If you want to know more, I lead guided hikes into Rustic Canyon, the next one being May 1 – https://www.hikingwithdean.com/event/evening-hike-to-murphy-ranch/
My husband and I knew Betty Lou & Randy very well when we both worked and lived at Will Rogers SHP. My husband and I actually had our first date hiking Rustic Canyon. But I am a retired Ranger, and my husband worked maintenance. He remembers the Sullivan fire that destroyed many of the buildings and some state employee houses in the canyon. Back 20+ years now I would never recommend people hiking the canyon. I worked constant overtime looking for lost persons back then.
I am sure thanks to computers and the internet, it is way worse now! Betty lou and Randy’s book is 100% authentic on the history. If you attempt this area even during these modern times,do it at your own risk. Plan to get lost and prepare for an overnight stay. Don’t always expect a Ranger will find you in the middle of the night.

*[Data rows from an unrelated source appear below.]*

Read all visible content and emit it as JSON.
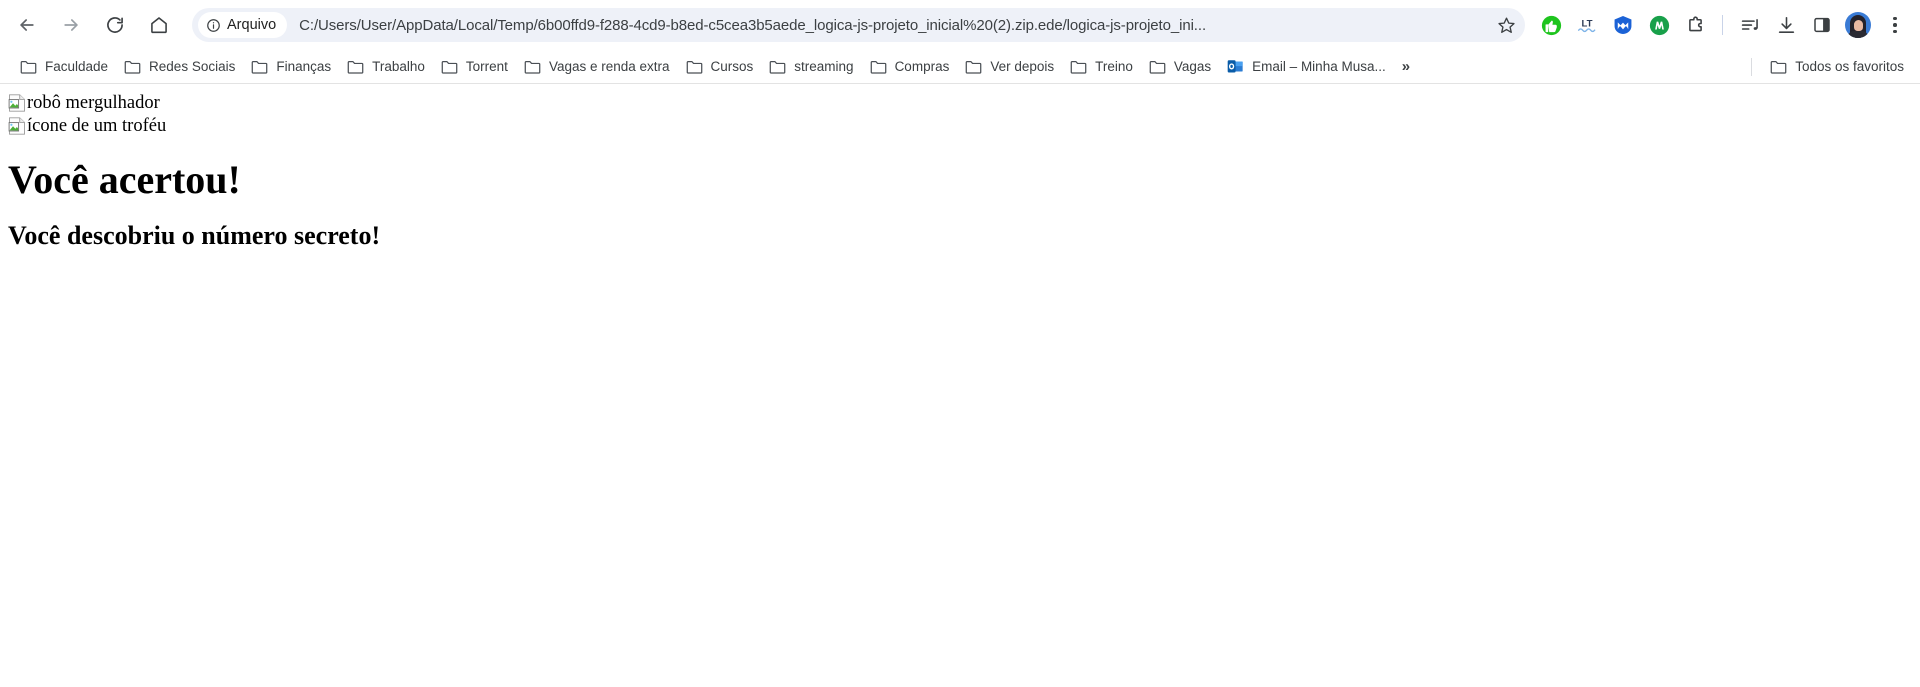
{
  "browser": {
    "nav": {
      "back_label": "Back",
      "forward_label": "Forward",
      "reload_label": "Reload",
      "home_label": "Home"
    },
    "omnibox": {
      "security_chip_label": "Arquivo",
      "security_chip_icon": "info-circle-icon",
      "url": "C:/Users/User/AppData/Local/Temp/6b00ffd9-f288-4cd9-b8ed-c5cea3b5aede_logica-js-projeto_inicial%20(2).zip.ede/logica-js-projeto_ini...",
      "bookmark_star_label": "Bookmark this tab"
    },
    "extensions": [
      {
        "name": "adblock-thumbs-up-extension-icon",
        "color": "#1ec41e",
        "glyph": "thumb"
      },
      {
        "name": "languagetool-extension-icon",
        "color": "#2b5797",
        "glyph": "lt"
      },
      {
        "name": "malwarebytes-extension-icon",
        "color": "#1b62d6",
        "glyph": "m-shield"
      },
      {
        "name": "mailtrack-extension-icon",
        "color": "#18a04a",
        "glyph": "circle-m"
      },
      {
        "name": "extensions-puzzle-icon",
        "color": "#3c4043",
        "glyph": "puzzle"
      }
    ],
    "actions": [
      {
        "name": "media-playlist-icon",
        "label": "Media controls"
      },
      {
        "name": "downloads-icon",
        "label": "Downloads"
      },
      {
        "name": "side-panel-icon",
        "label": "Side panel"
      }
    ],
    "profile": {
      "name": "profile-avatar",
      "label": "Profile"
    },
    "menu": {
      "name": "chrome-menu-icon",
      "label": "Customize and control Google Chrome"
    }
  },
  "bookmarks": {
    "items": [
      {
        "label": "Faculdade",
        "icon": "folder-icon"
      },
      {
        "label": "Redes Sociais",
        "icon": "folder-icon"
      },
      {
        "label": "Finanças",
        "icon": "folder-icon"
      },
      {
        "label": "Trabalho",
        "icon": "folder-icon"
      },
      {
        "label": "Torrent",
        "icon": "folder-icon"
      },
      {
        "label": "Vagas e renda extra",
        "icon": "folder-icon"
      },
      {
        "label": "Cursos",
        "icon": "folder-icon"
      },
      {
        "label": "streaming",
        "icon": "folder-icon"
      },
      {
        "label": "Compras",
        "icon": "folder-icon"
      },
      {
        "label": "Ver depois",
        "icon": "folder-icon"
      },
      {
        "label": "Treino",
        "icon": "folder-icon"
      },
      {
        "label": "Vagas",
        "icon": "folder-icon"
      },
      {
        "label": "Email – Minha Musa...",
        "icon": "outlook-icon"
      }
    ],
    "overflow_label": "»",
    "all_bookmarks": {
      "label": "Todos os favoritos",
      "icon": "folder-icon"
    }
  },
  "content": {
    "images": [
      {
        "alt": "robô mergulhador",
        "state": "broken"
      },
      {
        "alt": "ícone de um troféu",
        "state": "broken"
      }
    ],
    "heading": "Você acertou!",
    "subheading": "Você descobriu o número secreto!"
  }
}
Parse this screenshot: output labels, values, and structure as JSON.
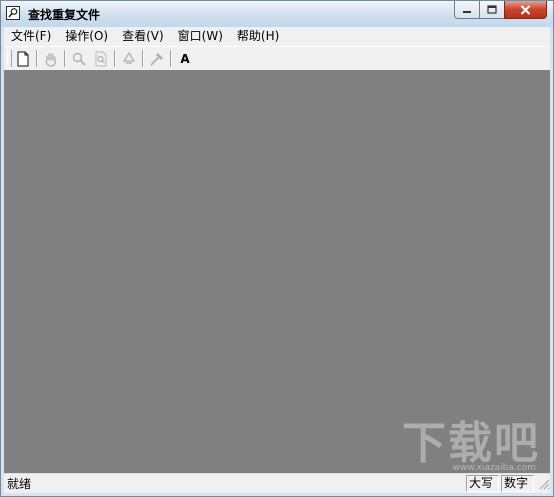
{
  "window": {
    "title": "查找重复文件",
    "buttons": [
      "minimize-icon",
      "maximize-icon",
      "close-icon"
    ]
  },
  "menu": {
    "items": [
      {
        "label": "文件(F)"
      },
      {
        "label": "操作(O)"
      },
      {
        "label": "查看(V)"
      },
      {
        "label": "窗口(W)"
      },
      {
        "label": "帮助(H)"
      }
    ]
  },
  "toolbar": {
    "buttons": [
      {
        "icon": "new-document-icon",
        "enabled": true
      },
      {
        "icon": "hand-icon",
        "enabled": false
      },
      {
        "icon": "search-icon",
        "enabled": false
      },
      {
        "icon": "search-document-icon",
        "enabled": false
      },
      {
        "icon": "recycle-icon",
        "enabled": false
      },
      {
        "icon": "hammer-icon",
        "enabled": false
      },
      {
        "icon": "font-icon",
        "label": "A",
        "enabled": true
      }
    ]
  },
  "client": {
    "background": "#808080"
  },
  "watermark": {
    "text": "下载吧",
    "sub": "www.xiazaiba.com"
  },
  "statusbar": {
    "text": "就绪",
    "panes": [
      "大写",
      "数字"
    ]
  }
}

The story I was told by artists and residents of the Hartford Foundation who were there from the beginning and through the mid 1950s was that the previous owners – i.e. the Stephens – were more like old school back-to-the-land types or maybe apocalyptic survivalists. They lived there until 1948 along with a number of people trying to create a self-sustained community and were never arrested. Maybe there were some crazies in there amongst them. There always are in such undertakings. What is unclear is why (as the legend goes) the police or federal authorities would supposedly arrest suspected Nazi sympathizers the day after Pearl Harbor as the atrocities of Hitler’s Germany had not been yet revealed to the public at large. That occurred later when the allied forces penetrated Germany proper though, to be fair, they had been invading other european countries since 1939. I can see the liklihood of the detaining of Americans of Japanese heritage at that time as that was a tragic but common occurrence and a reaction to the attack.

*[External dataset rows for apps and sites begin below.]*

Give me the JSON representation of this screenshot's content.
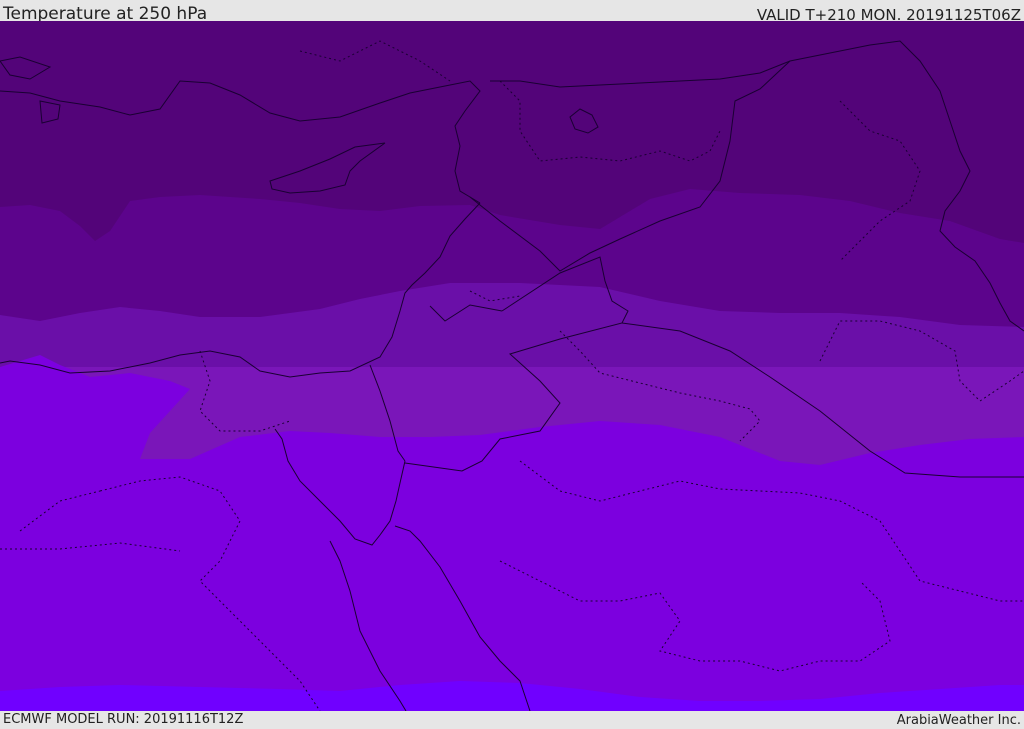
{
  "header": {
    "title": "Temperature at 250 hPa",
    "valid_time": "VALID T+210 MON. 20191125T06Z"
  },
  "footer": {
    "model_run": "ECMWF MODEL RUN: 20191116T12Z",
    "credit": "ArabiaWeather Inc."
  },
  "map": {
    "fill_colors": [
      "#530479",
      "#5c048c",
      "#6a0fa8",
      "#7a16b9",
      "#7c00df",
      "#7000ff"
    ],
    "border_color": "#1a0033"
  }
}
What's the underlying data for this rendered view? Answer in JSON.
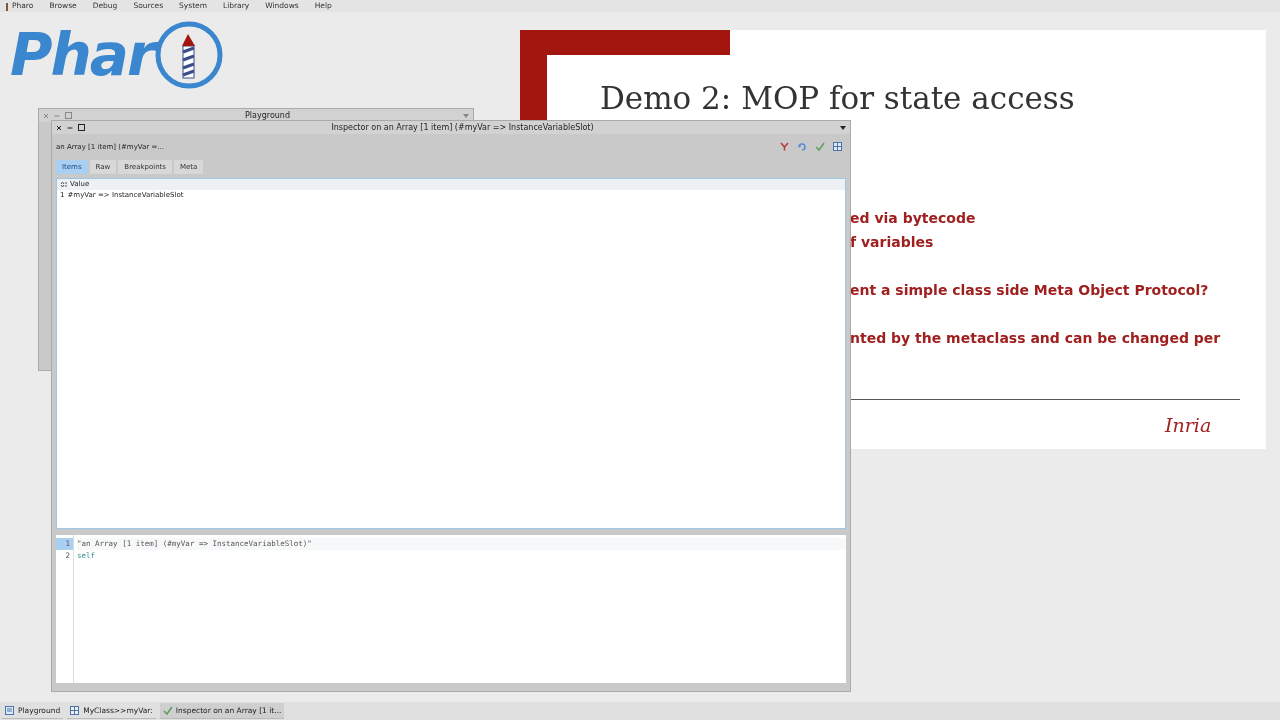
{
  "menu": [
    {
      "label": "Pharo",
      "kind": "app"
    },
    {
      "label": "Browse",
      "kind": "plain"
    },
    {
      "label": "Debug",
      "kind": "plain"
    },
    {
      "label": "Sources",
      "kind": "plain"
    },
    {
      "label": "System",
      "kind": "plain"
    },
    {
      "label": "Library",
      "kind": "plain"
    },
    {
      "label": "Windows",
      "kind": "plain"
    },
    {
      "label": "Help",
      "kind": "plain"
    }
  ],
  "logo": {
    "text": "Phar"
  },
  "slide": {
    "title": "Demo 2: MOP for state access",
    "paragraphs": [
      {
        "lines": [
          "ed via bytecode",
          "f variables"
        ]
      },
      {
        "lines": [
          "ent a simple class side Meta Object Protocol?"
        ]
      },
      {
        "lines": [
          "nted by the metaclass and can be changed per"
        ]
      }
    ],
    "footer_logo": "Inria"
  },
  "playground": {
    "title": "Playground"
  },
  "inspector": {
    "title": "Inspector on an Array [1 item] (#myVar => InstanceVariableSlot)",
    "subtitle": "an Array [1 item] (#myVar =...",
    "tabs": [
      {
        "label": "Items",
        "selected": true
      },
      {
        "label": "Raw",
        "selected": false
      },
      {
        "label": "Breakpoints",
        "selected": false
      },
      {
        "label": "Meta",
        "selected": false
      }
    ],
    "table": {
      "columns": [
        "Value"
      ],
      "rows": [
        {
          "index": "1",
          "value": "#myVar => InstanceVariableSlot"
        }
      ]
    },
    "editor": {
      "lines": [
        {
          "number": "1",
          "code": "\"an Array [1 item] (#myVar => InstanceVariableSlot)\"",
          "kind": "comment",
          "selected": true
        },
        {
          "number": "2",
          "code": "self",
          "kind": "keyword",
          "selected": false
        }
      ]
    }
  },
  "taskbar": [
    {
      "label": "Playground",
      "kind": "playground",
      "selected": false
    },
    {
      "label": "MyClass>>myVar:",
      "kind": "browser",
      "selected": false
    },
    {
      "label": "Inspector on an Array [1 it...",
      "kind": "inspector",
      "selected": true
    }
  ]
}
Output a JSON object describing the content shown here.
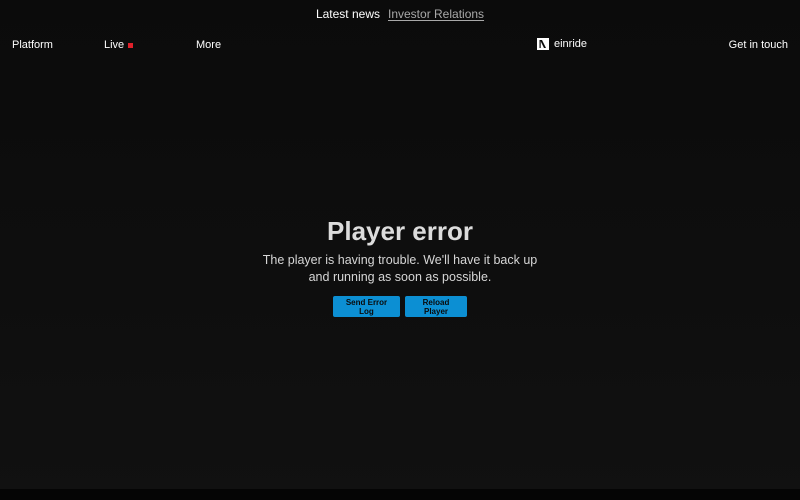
{
  "announcement": {
    "label": "Latest news",
    "link": "Investor Relations"
  },
  "nav": {
    "platform": "Platform",
    "live": "Live",
    "live_indicator_color": "#e0202a",
    "more": "More",
    "brand": "einride",
    "contact": "Get in touch"
  },
  "player_error": {
    "title": "Player error",
    "message": "The player is having trouble. We'll have it back up and running as soon as possible.",
    "send_log_label": "Send Error Log",
    "reload_label": "Reload Player",
    "button_color": "#0c8fd3"
  }
}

Methinks this stinks too much of xenophobic local residents trying to rid themselves of undesirable neighbors.
I went on a trail run out of Will Rogers State Park yesterday and came down this “trail.” I started up the Inspiration Point trail to the northwest of the polo field and then went up the Backbone Trail a total of 3.5 miles to the Lone Oak. On my way down I had hoped to take the Rustic Canyon Ridge Trail from the Lone Oak, but could not find anything resembling a second trail, despite it showing on maps and a faintly visible trail on Google Earth aerial images. Instead, I followed the same trail back down to a different fork and followed the Rustic Canyon trail described here in reverse. I thought it was just a different way back down to Will Rogers but, like others describe here, it is not maintained. The parts that were trail were overgrown. Down in the lower section, I saw virtually no sign of trail and resorted to walking in the creek at times. Some scrambling up and around the check dam with the waterfall was required. All in all a fun adventure. In addition to the few buildings, I saw old ovens and scrap metal.
DO NOT GO ON UNMAINTAINED TRAIL!
The unmaintained trail has poison oak. This is route has become more overgrown in recent years and is not safe unless you have ranger level hiking/knowledge/support. 4 miles of this surely will be a death sentence to novice hikers expecting something tame. I went from the park northbound on the eastern most trail with the hidden waterfall on it, I made it about a 1/5th of the way at an incredibly slow and exhausting pace as you have to jump the creek or climb drought-affected hills. Had to cross over to the main trail after climbing two hills with tall weeds and native CA bushes throughout (no trail).
Attempted this from Will Rogers. There is a well worn trail taking you 0.5 miles down into the creek from the trailhead in Will Rogers Park. It is a short but pleasant walk. You reach a trail marker that indicates you are .5 miles from Will Rogers. From there it is beyond not maintained. You’d have to really like a wet and dangerous trek to attempt it.